[3]
Lisbon became a member of the Intercultural Cities network in 2011. The program "Intercultural Cities" is a joint project of the Council of Europe and the European Commission founded and implemented within the context of the European Year for Intercultural Dialogue aimed at fostering new ideas and practices in immigrant and minority inclusion. The Intercultural Cities network aims to make exchange and orientation easier between cities. Activities are designed to include a wide range of actors - municipality workers, administrators, service providers, professionals and civil society organizations - in creating an intercultural and strategic vision for municipalities. The Intercultural Cities network also aims to enhance local community activities, taking full advantage of their cultural diversity, support cities in the development of strategies and activities that assist in managing diversity in a constructive and innovative way but proposing specific policies and methods that cities throughout Europe may adopt and benefit from in the future (CML, 2011).


[4]
This program (Programa de Acção da Mouraria) thus responds to the proposal to enhance diversity in the territory defined in PNPOT (Plano Nacional de Planeamento e Ordenamento do Território - National plan for Territory Planning and Organization), more specifically, fulfill the political objectives of PROTAML (Plano Regional de Ordenamento do Território da Área Metropolitana de Lisboa - Regional Plan for Territory Planning of the Greater Lisbon Area): promoting urban regeneration, namely of rundown or socially depresses urban areas, as well as suburban areas and historical city centers. In terms of intervention in this historical neighborhood, the choices were: building regeneration; public space treatment; promotion of civic participation - support to civil organizations and cultural associations.

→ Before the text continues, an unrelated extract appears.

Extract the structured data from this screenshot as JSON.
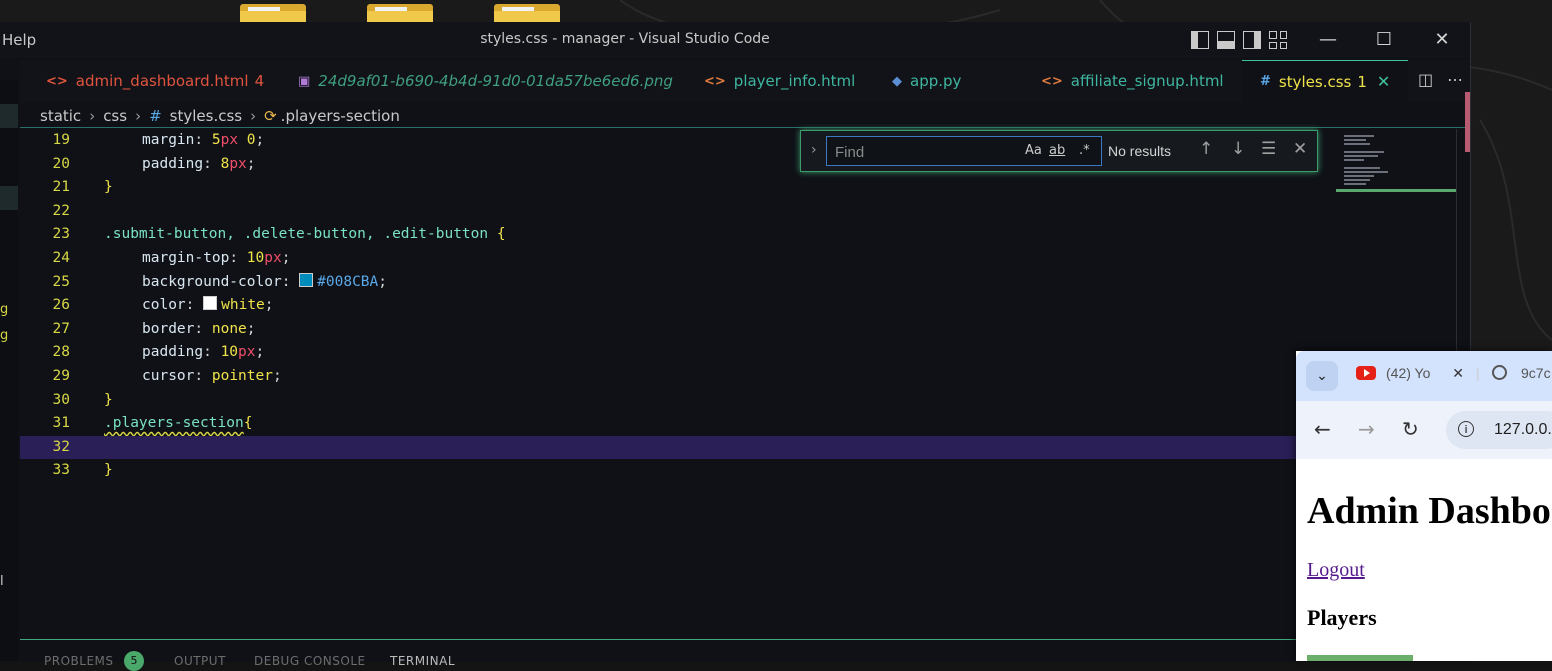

[5]
This project is based on previously existing structures, changing and complementing them with new functions, creating new shades so that the square is divided into 3 areas: 1) two cafés (kiosks) with terraces (in the north); 2) in the centre a food area with cuisine from every corner of the world (8 kiosks), shade areas and restrooms; 3) market with different products - 36  removable booths for different products.

 

BIO:

Maria Manuela Mendes holds a BA and a Master in Sociology from the Faculty of Arts, University of Porto and a PhD in Social Sciences from the Institute of Social Sciences, University of Lisbon (ICS-UL). She is Professor Assistant at the Faculty of Architecture of the University of Lisbon (FAUL) and researcher at the Centre for Research and Studies in Sociology, Lisbon University Institute (CIES - IUL). She is also a researcher associate at the Institute of Sociology, Faculty of Arts Porto (IS-FLUP) and at the Research Centre for Architecture, Urbanism and Design (CIAUD, FAUL).

 

Beatriz Padilla is Associate Professor at the University of Minho, Portugal. Holds Ph.D. and a Master in Sociology from the University of Illinois at Urbana-Champaign, a master in Public Policy from the University of Texas at Austin and a BA in Political Sciences and Public Administration. Her main research interests include migrations, gender, inequalities and public policies.